The athletes George referred to include four players voted to this year’s All-Europe team for a second time each — quarterback John Willis, running back-linebacker Xavier Sheppard, two-way lineman Jacob Burnside and defensive lineman Storm Freeman. The Cougars supplemented their All-Europe list this year with junior offensive lineman T.J. Dignan.
That nucleus helped the 2007 Cougars run their unbeaten streak to 16 games. George’s Cougars teams won a European-record 28 straight from 2002 to 2005.
“This was a special team,” George said Monday by phone. “I had six or seven kids who could have started for anybody.”
For all its winning tradition, however, Ansbach’s success in 2007 wasn’t merely a case of same-old, same-old. Instead of competing in Division III, Ansbach this year played for the first time in Division II, composed of DODDS-Europe’s second-biggest schools. Ansbach, with an enrollment of around 240 in grades 9-12, defeated all comers by an average of 42-8 and capped its season with a 44-8 triumph over 2006 champion Bitburg in the D-II title game.
The move up to Division II was a contributing factor to George’s selection, according to Steve Jewell of Wiesbaden, president of the 67-member EFCA.
“Our members nominate the candidates, and are allowed to put a brief blurb on the form justifying their choices,” Jewell said Monday by telephone. “One of the common ones about Marcus mentioned he took a team from Division III to Division II and not only won there, but dominated.”
Not, however, without a lot of anxiety, according to George.
“This was one of the most stressful, yet rewarding, seasons we’ve ever had,” George said. “People always said we won because we played the smaller schools. This year, we knew we had to stand up and do it against some schools twice as large as we are. We did.”
Ansbach’s latest title is a record ninth for George personally. In addition to the five European championships he’s won with the Cougars, he previously guided Fulda to three straight before that school closed in 1994. He moved on to establish the football program at Hohenfels when the school opened in 1995 and won his fourth title there in 1997.

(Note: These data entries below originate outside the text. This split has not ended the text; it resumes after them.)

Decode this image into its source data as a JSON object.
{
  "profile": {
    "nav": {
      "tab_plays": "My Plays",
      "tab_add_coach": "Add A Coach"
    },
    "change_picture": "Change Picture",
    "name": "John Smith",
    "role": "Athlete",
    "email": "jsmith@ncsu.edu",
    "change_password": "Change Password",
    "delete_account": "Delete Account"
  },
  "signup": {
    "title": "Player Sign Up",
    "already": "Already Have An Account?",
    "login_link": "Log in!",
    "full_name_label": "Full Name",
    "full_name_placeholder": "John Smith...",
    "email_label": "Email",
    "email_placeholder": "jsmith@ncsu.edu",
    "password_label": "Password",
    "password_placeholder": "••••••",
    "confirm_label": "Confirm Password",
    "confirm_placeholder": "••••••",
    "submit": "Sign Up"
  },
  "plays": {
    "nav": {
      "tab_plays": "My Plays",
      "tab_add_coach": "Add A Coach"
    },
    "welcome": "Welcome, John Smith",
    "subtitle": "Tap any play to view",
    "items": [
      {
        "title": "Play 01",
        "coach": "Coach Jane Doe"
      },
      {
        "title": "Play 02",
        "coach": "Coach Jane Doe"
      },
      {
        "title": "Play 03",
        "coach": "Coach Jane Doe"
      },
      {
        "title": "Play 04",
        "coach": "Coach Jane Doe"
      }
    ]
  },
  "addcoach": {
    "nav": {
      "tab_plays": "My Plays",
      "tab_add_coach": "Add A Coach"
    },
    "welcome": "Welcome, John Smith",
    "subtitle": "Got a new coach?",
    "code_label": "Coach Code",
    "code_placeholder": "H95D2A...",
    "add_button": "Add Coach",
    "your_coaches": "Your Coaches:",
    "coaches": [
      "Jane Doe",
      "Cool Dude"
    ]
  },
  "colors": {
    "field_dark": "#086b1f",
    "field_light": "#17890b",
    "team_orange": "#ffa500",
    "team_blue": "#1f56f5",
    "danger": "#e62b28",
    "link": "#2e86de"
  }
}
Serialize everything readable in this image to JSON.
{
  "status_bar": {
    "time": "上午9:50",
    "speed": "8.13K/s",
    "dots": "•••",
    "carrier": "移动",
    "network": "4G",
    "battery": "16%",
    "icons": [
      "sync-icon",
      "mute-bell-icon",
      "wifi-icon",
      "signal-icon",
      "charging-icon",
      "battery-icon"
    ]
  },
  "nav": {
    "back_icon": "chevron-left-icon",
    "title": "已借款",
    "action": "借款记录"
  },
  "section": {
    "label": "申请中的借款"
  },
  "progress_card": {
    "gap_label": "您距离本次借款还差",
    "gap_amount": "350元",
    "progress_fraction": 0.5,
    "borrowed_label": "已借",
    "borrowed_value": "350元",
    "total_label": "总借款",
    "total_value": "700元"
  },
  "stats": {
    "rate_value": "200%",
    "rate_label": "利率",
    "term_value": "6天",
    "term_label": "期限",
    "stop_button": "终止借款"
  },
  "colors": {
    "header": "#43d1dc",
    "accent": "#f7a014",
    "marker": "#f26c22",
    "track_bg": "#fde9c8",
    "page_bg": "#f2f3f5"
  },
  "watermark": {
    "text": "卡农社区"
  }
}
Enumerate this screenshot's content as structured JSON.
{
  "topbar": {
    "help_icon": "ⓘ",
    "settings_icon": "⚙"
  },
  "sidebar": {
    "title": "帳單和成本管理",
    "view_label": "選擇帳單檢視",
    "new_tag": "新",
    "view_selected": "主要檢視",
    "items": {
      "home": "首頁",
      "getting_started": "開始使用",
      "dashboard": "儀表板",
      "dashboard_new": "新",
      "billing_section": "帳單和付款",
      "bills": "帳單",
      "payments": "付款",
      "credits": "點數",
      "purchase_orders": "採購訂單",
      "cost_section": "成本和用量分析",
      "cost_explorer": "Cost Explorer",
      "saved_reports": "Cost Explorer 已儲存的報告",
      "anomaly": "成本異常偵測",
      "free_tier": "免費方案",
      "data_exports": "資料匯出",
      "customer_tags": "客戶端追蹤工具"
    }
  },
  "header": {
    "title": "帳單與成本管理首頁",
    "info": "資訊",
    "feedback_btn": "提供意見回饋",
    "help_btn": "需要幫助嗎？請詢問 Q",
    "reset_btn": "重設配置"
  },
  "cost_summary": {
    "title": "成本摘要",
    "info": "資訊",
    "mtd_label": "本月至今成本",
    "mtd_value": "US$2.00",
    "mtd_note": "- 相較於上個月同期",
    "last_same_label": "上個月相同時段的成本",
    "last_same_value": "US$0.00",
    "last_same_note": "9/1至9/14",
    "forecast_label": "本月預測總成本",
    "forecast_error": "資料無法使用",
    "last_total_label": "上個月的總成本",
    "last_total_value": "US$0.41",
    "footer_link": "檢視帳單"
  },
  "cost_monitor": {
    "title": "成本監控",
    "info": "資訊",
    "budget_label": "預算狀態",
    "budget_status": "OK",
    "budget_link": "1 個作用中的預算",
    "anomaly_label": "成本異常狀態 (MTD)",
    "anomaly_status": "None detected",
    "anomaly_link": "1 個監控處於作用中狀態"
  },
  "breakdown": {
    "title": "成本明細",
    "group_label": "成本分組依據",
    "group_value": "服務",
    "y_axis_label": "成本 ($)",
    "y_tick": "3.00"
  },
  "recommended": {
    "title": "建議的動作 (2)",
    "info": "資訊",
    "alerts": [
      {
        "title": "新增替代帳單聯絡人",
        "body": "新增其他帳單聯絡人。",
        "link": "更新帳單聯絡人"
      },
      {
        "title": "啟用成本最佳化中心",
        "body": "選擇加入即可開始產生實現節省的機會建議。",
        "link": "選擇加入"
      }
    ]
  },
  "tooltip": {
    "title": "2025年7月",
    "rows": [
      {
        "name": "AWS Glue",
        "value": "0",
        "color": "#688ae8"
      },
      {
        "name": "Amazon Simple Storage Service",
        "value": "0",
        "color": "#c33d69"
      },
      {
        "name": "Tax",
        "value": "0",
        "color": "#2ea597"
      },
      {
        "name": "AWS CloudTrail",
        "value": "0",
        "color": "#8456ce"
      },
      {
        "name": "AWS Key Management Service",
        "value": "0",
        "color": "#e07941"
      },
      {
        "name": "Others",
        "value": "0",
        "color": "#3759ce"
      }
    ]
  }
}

Among other candidates drawing heavy coach-of-the-year support this season, Jewell said, were Baumholder’s Carter Hollenbeck and Rota’s Robert Stovall, coaches of this year’s D-III finalists. Baumholder’s D-III crown was its first European football title since 1983, and Rota battled the Bucs all the way before falling 14-0 in the championship game.
George, refusing to take all the credit for Ansbach’s success, cited assistants Gary Feletar, Tom Dignan, Frank Mayo, Mick and Sue Plummer, “and the hardest-working member of our staff, administrative assistant Jo Barrale” in his e-mail.
“Championships,” he said, “are a team activity.”
All-Europe selection panel